Rollins has only played 49 minutes for the Wizards; Baldwin is at 36. You can’t draw any conclusions from sample sizes that small. They’re young, on relatively inexpensive contracts, and may or may not develop into useful NBA players.

Given Poole’s poor play and pricey long-term deal, the lack of roles for Rollins and Baldwin, and the fairly modest draft assets the Wizards acquired for Paul, you could argue the early return hasn’t been great for the Wizards. However, that’s only a small part of the bigger picture.

Beal’s contract is far more onerous than Poole’s, as he’s owed $208MM over the next four years and has a full no-trade clause. And he’s only played five games in ‘23/24 so far due to a back injury.

Beal, 30, had no place in a rebuild. Nor did Paul, whom the Suns reportedly considered waiving before making a high-risk, high-reward trade for Beal.

In total, when combining the two trades, the Wizards received Poole, Baldwin, Rollins, Landry Shamet, a top-20 protected first-rounder, four first-round swaps, seven second-round picks (one was sent to Indiana) and cash for Beal.

Poole is only 24 and doesn’t have a no-trade clause. Some of those pick swaps could be valuable in the future. Second-round picks can be useful, for trades and for finding diamonds in the rough. They could probably flip Shamet into another second-rounder or two if they want to move him.

The Wizards accomplished their overall goal of acquiring assets while getting younger and focusing on player development. Time will tell if they’re able to turn into a winning franchise, but they’ve been stuck in NBA purgatory for decades, and needed to get worse before they had a chance at getting better.

Wizards Notes: Poole, Jones, Gallinari, Coulibaly, Shamet

Wizards guard Jordan Poole, who is off to an inconsistent start with his new team, had his worst game of the season on Friday, scoring just eight points on 2-of-11 shooting and committing five turnovers in a 21-point loss to New York. His scoring average for the season is at 15.5 PPG on .392/.278/.813 shooting, well below the marks he posted during his last two seasons in Golden State.

After the loss, Tyus Jones said that he and the rest of the Wizards are trying to make sure that Poole stays positive, and expressed confidence that things will turn around before long for his backcourt partner.

“I think he’s probably putting a little too much pressure on himself,” Jones said (Twitter video link via Hoop District). “But it comes from a place of caring and wanting to be great and wanting to succeed, wanting to play well for not only himself but for his teammates, for the city, for the organization. It’ll work itself out. He’ll be good.”

Veteran forward Kyle Kuzma took to Twitter to voice his agreement with Jones’ assessment, responding to his teammate’s quotes with the “100” emoji.

Here’s more out of D.C.:

  • Speaking to Michael Scotto of HoopsHype, Jones said he’s trying to make the Wizards’ front office “look good” for acquiring him and giving him an opportunity to be a starting point guard for the first time in his career.
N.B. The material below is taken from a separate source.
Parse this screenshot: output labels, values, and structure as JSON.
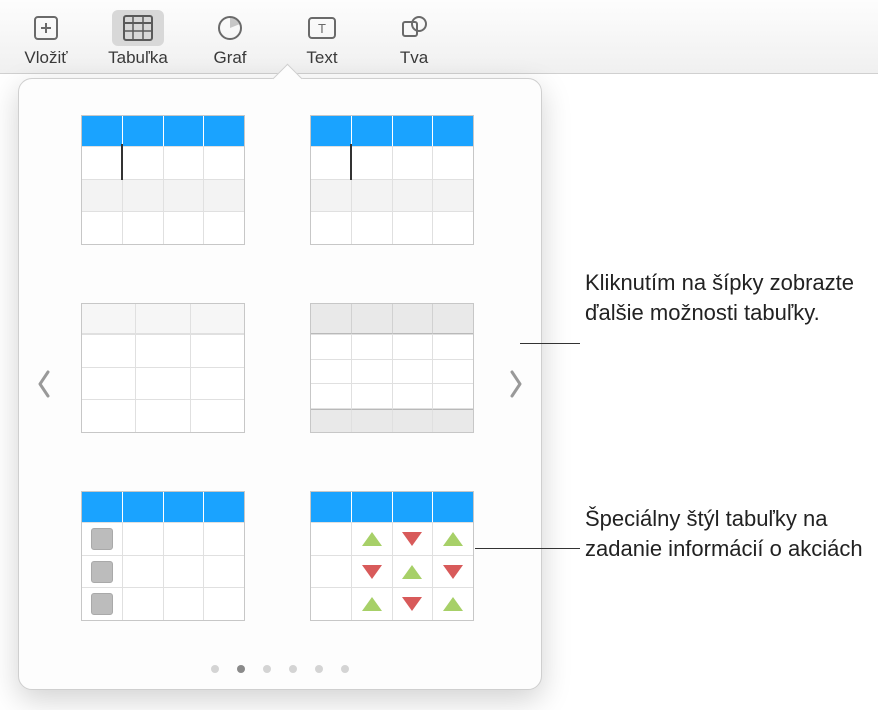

He also said he’s trying not to focus on his 2024 free agency as he plays out a contract year. “I like where I’m at. I like what we have here in D.C.,” Jones said. “I like the future and what this could be. I want to be a part of that. I’m looking forward to doing so.”
  • Scotto also spoke to Danilo Gallinari about the veteran forward’s desire to represent Italy in the 2024 Olympics and how much longer he’d like to continue his NBA career. “As long as my legs are underneath me, I want to play,” the 35-year-old said. “When you love basketball so much, in your head, you want to play until you’re 70, but of course your legs are not going to be there. As long as my legs are there, my mind is always going to be ready to go and be competitive. I just need my legs, and I’ll be good.”
  • Rookie forward Bilal Coulibaly has impressed the Wizards with his defensive effort this season and passed another big test this week when he held his own against Luka Doncic in Wednesday’s loss to Dallas, per Chase Hughes and Bijan Todd of Monumental Sports Network.
  • In a separate story, Hughes takes a look at what Landry Shamet – acquired from Phoenix in the summer’s Bradley Beal blockbuster – has brought to the Wizards, noting that his quick release has added a new element to the club’s second unit.